Whether you are in Seattle for a quick stopover or have a few days to see the city in more detail, exploring it on foot, at your own pace, is definitely the way to go. Here are some tips for you to save money, see the best Seattle has to offer, take good care of your feet while walking, and keep your mobile device – your ultimate "work horse" on this trip - well fed and safe.

Taking Care of Your Feet


To ensure ultimate satisfaction from a day of walking around the city as big as Seattle, it is imperative to take good care of your feet so as to avoid unpleasant things like blisters, cold or overheated soles, itchy, irritated or otherwise damaged (cracked) skin, etc. Luckily, these days there is no shortage of remedies to address (and, ideally, to prevent) these and other potential problems with feet. Among them: Compression Socks, Rechargeable Battery-Powered Thermo Socks for Cold Weather, Foot Repair Cream, Deodorant Powder, Shoes UV Sterilizer, and many more that you may wish to find a place in your travel kit for.

Travel Gadgets for Your Mobile Device


Your mobile phone or tablet will be your work horse on a self-guided walk. They offer tour map, guide you from one attraction to another, and provide informative background for the sights you wish to visit. Therefore it is absolutely essential to plan against unexpected power outages in the wrong place at the wrong time, much as to ensure the safety of your device.

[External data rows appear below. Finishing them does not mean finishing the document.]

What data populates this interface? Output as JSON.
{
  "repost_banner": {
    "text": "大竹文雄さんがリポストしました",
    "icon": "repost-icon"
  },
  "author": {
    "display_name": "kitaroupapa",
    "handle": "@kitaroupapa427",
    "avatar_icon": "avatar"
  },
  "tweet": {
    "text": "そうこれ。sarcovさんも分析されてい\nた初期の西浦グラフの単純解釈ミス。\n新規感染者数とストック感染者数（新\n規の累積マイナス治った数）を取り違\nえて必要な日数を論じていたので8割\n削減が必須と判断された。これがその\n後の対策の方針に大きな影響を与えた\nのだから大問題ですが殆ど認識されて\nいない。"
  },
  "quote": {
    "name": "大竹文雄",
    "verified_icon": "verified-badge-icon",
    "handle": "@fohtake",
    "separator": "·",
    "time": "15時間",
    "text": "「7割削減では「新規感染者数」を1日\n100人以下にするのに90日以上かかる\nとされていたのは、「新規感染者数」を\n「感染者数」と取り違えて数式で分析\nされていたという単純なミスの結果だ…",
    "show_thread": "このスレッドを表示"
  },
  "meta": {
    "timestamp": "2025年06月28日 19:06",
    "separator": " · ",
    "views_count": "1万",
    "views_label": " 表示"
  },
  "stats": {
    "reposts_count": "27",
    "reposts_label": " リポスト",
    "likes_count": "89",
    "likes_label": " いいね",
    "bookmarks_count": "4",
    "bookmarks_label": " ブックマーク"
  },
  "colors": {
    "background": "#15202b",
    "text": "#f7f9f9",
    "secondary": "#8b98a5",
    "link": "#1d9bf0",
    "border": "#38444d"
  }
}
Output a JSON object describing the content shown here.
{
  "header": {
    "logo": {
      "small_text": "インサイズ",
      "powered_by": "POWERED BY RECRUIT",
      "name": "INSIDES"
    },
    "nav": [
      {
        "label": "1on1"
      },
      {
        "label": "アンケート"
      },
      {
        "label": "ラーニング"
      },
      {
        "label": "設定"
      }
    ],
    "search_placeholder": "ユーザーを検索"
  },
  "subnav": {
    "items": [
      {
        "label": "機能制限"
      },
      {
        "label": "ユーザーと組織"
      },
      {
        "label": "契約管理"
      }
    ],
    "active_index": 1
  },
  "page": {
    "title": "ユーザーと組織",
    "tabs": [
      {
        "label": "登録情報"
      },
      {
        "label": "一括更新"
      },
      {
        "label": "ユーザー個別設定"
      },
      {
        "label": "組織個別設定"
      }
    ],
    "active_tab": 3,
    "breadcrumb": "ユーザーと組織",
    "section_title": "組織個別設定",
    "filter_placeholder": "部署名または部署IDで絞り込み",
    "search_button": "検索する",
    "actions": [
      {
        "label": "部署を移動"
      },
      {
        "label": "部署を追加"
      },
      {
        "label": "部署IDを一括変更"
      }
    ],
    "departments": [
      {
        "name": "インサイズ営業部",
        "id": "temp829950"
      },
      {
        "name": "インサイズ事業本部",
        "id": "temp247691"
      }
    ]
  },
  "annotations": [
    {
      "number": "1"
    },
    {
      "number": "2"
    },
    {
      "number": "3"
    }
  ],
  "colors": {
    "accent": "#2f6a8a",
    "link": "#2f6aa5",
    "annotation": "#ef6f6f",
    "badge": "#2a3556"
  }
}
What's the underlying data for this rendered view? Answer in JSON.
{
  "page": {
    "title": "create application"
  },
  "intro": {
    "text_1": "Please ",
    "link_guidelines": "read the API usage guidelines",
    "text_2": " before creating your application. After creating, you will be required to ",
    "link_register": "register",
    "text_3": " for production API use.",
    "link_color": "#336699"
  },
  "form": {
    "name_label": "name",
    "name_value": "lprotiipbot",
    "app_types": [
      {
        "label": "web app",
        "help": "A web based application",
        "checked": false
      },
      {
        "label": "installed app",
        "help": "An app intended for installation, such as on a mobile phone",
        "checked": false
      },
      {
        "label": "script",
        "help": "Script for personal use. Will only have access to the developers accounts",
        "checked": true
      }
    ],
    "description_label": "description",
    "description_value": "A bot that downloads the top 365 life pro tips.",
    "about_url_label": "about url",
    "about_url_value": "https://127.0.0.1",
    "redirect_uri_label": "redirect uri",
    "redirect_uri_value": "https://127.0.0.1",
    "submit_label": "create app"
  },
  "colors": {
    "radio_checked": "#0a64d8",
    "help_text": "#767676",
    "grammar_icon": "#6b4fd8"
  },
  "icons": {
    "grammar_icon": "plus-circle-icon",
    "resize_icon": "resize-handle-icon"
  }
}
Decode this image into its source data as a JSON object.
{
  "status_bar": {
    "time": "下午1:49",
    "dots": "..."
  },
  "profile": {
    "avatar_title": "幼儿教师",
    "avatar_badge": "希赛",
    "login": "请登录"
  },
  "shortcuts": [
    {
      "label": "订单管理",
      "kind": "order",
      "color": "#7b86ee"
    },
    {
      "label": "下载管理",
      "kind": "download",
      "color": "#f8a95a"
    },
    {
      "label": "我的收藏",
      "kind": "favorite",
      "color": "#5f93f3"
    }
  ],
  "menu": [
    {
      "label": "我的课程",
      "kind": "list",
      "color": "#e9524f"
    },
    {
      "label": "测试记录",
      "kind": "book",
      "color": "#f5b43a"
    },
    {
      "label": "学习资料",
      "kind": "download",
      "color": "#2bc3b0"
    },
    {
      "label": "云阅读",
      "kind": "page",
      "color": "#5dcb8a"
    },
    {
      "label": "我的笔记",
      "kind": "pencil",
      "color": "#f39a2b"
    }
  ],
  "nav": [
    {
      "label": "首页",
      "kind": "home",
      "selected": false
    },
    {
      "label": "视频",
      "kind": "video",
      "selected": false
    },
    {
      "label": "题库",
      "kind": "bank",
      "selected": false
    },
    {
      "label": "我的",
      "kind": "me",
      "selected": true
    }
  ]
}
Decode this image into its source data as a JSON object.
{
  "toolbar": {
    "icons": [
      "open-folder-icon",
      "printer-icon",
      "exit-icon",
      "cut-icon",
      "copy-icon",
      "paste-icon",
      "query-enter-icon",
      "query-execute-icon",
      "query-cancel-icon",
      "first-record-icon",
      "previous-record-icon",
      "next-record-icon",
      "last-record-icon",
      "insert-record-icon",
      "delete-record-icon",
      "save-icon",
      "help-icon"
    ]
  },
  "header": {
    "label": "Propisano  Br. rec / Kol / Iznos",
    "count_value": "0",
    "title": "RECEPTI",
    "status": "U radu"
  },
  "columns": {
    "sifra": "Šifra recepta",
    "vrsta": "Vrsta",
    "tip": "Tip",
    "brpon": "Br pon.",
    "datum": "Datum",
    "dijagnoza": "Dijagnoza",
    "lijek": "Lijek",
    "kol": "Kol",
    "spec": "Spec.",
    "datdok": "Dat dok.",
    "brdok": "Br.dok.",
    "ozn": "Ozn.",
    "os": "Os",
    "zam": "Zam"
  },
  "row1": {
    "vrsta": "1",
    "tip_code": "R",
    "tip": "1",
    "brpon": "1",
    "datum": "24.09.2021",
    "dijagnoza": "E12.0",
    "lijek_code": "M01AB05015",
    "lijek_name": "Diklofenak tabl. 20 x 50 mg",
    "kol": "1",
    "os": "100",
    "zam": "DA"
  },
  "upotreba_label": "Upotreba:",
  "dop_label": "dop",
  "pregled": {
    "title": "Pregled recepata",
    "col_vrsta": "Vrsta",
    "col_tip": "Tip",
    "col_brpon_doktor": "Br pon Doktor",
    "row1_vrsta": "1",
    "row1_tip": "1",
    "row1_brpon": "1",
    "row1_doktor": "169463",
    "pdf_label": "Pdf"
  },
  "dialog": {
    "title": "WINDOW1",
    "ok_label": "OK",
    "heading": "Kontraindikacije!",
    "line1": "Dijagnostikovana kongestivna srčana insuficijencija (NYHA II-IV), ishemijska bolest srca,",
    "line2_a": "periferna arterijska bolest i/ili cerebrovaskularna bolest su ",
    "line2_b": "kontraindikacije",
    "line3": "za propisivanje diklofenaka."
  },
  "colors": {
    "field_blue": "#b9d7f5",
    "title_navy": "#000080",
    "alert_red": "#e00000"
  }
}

For these and other contingencies, here's the list of useful appliances: Portable Charger/External Battery Pack, Worldwide Travel Charger Adapter, Power Converter for International Travel Adapter, and Mobile Device Leash.